Even just pleading guilty can seem like a better outcome. You also don’t have to worry about going to trial — a process that can be expensive and exhausting. Some people also assume that if they enter a plea, they will receive more lenient sentencing.
However, there is a dark side to entering a guilty plea, especially if you are not guilty.
A plea probably won’t protect you from punishment
Unless the prosecutor offers reduced consequences or your attorney successfully negotiates for them, the judge receiving your plea will still have the right to decide what sentence to impose. Although guilty pleas can motivate judges to be lenient, others still want to appear tough on crime and may sentence you to the maximum penalty allowed under the law.
Unless the language of the deal protects you from penalties, there is no guarantee that a plea will help you avoid jail probation or other serious consequences. A plea may not reduce mandatory or administrative consequences, like the loss of your driver’s license
Your criminal record could hold you back for life
A criminal record is easy for future employers or even educational institutions to find. Once you have a record, you must disclose it when applying for enrollment in school, housing, new jobs or educational funding. If you lie, you could face additional consequences and the loss of your enrollment, job or financial aid.
Everyone from rental companies to scholarship programs do background checks as part of vetting applicants, so your guilty plea might mean having limited opportunities for schooling, work and even housing.
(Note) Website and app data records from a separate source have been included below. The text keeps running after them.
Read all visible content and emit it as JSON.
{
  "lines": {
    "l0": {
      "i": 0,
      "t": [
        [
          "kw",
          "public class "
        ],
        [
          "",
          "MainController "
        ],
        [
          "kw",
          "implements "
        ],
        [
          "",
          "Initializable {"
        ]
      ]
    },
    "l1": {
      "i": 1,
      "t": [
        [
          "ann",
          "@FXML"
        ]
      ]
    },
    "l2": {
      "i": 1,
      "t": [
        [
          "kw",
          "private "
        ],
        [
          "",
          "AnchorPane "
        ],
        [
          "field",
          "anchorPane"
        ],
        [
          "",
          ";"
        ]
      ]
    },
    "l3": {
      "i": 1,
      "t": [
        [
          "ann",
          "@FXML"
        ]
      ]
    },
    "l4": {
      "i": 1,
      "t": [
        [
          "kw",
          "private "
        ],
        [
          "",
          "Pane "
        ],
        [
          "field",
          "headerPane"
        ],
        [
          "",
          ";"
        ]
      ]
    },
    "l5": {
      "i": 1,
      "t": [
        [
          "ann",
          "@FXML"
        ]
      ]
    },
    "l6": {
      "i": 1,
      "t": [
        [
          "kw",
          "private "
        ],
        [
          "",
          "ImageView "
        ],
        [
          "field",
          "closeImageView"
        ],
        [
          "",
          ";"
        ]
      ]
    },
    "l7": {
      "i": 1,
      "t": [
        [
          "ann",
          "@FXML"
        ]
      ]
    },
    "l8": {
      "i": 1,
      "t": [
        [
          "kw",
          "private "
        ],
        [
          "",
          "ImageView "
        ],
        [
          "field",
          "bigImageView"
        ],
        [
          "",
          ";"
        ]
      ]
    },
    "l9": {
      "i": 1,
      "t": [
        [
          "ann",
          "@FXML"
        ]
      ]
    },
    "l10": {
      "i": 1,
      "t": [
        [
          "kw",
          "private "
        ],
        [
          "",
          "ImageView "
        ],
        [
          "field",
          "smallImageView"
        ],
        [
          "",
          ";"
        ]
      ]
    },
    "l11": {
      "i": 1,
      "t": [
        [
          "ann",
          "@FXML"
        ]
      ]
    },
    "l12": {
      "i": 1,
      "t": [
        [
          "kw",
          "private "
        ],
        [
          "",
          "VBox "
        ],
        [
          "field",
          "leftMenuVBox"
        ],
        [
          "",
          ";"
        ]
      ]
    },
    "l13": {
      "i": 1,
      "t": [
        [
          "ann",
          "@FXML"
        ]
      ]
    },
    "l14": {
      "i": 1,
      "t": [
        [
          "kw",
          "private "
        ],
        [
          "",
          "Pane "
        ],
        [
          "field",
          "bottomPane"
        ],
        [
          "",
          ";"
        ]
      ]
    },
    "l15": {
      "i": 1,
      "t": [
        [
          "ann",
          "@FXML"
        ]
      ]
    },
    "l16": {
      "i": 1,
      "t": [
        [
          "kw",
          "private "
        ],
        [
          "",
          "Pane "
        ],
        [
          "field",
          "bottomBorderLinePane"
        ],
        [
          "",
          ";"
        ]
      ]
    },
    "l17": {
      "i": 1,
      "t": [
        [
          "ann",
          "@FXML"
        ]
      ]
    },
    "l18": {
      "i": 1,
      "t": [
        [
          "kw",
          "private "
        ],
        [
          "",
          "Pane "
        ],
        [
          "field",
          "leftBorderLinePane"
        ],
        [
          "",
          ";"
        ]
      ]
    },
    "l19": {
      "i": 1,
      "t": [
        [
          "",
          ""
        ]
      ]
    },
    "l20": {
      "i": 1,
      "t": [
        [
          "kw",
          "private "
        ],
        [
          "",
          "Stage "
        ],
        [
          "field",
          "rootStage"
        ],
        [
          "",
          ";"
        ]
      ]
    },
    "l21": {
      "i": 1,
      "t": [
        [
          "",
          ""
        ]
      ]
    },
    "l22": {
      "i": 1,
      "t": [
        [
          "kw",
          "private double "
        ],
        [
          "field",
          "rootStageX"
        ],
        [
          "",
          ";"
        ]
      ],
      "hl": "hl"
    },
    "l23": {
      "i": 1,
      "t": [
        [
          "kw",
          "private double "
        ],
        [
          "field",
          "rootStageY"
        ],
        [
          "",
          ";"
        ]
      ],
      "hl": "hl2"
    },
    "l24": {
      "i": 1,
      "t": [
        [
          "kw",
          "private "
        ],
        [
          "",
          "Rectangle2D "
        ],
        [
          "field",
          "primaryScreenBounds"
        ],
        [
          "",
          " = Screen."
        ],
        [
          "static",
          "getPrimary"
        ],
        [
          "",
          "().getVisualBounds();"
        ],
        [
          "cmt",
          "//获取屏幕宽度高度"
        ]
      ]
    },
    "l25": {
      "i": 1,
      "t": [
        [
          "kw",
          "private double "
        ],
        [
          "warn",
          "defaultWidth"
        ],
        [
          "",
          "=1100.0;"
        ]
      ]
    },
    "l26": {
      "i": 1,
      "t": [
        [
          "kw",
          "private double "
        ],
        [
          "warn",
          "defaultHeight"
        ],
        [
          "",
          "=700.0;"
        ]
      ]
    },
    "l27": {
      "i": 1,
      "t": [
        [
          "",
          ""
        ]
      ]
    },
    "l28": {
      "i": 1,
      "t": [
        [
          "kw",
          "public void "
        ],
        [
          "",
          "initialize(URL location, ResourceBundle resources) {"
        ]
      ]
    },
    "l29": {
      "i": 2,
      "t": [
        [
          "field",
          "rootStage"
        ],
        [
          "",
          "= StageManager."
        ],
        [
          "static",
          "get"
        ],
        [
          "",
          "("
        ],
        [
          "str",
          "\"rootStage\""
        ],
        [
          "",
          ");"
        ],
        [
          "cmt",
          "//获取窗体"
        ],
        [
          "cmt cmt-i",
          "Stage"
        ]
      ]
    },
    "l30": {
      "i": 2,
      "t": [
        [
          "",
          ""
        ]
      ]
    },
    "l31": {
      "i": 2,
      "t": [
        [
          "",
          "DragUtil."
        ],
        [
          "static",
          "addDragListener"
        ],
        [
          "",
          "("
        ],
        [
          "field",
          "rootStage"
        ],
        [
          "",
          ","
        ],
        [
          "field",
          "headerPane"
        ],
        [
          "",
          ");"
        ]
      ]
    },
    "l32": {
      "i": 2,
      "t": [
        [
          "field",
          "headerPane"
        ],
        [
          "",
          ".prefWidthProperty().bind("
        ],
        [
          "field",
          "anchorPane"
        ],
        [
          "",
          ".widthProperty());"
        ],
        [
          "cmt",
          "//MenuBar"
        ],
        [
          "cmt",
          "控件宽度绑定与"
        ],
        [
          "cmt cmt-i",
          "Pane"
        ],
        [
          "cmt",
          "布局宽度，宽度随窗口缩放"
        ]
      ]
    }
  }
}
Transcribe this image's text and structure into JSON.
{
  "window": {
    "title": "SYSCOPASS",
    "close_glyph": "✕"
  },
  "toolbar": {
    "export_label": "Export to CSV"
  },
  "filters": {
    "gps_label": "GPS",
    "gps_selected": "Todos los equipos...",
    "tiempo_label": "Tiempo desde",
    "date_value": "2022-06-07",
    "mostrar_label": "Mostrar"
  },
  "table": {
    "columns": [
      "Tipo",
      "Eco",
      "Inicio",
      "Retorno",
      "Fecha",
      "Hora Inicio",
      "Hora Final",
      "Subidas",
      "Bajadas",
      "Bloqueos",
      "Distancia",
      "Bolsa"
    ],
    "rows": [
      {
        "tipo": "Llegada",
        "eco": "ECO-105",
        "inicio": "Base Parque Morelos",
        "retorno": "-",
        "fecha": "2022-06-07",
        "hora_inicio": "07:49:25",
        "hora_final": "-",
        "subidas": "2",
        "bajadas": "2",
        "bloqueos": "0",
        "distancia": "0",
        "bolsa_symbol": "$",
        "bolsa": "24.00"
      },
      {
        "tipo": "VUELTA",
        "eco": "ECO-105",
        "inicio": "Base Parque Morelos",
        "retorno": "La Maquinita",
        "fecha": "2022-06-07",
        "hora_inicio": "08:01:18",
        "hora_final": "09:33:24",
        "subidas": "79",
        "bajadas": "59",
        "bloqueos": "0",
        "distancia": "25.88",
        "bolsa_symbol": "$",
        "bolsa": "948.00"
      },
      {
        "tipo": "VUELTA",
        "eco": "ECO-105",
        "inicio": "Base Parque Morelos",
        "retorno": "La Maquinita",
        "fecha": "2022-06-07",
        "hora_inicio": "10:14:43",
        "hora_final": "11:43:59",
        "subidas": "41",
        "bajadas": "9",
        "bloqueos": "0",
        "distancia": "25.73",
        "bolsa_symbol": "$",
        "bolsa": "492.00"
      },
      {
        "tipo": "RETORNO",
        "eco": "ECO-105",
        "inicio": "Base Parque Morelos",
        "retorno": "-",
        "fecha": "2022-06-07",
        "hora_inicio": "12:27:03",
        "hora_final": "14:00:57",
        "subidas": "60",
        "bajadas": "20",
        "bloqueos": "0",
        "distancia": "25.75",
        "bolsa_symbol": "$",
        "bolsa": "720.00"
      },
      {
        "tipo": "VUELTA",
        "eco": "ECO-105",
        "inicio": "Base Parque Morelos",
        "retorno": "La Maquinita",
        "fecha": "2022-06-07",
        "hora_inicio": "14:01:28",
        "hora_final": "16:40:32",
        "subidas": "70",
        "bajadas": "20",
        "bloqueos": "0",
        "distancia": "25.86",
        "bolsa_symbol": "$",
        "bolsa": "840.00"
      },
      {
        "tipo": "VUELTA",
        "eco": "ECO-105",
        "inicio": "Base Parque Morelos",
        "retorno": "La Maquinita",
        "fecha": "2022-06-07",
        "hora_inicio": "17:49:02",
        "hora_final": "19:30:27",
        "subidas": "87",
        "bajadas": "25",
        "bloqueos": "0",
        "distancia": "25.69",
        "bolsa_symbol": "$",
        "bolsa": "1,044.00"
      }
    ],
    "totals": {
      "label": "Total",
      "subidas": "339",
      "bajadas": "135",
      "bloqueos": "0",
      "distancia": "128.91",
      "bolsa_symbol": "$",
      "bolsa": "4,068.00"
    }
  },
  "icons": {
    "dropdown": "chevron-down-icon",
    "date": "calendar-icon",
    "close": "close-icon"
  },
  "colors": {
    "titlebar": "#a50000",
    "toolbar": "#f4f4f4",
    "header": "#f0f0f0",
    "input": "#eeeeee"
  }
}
Although it may mean more effort right now, mounting a thorough criminal defense instead of pleading guilty when you know you are innocent can protect you from all of us secondary consequences of a conviction. An experienced attorney can help.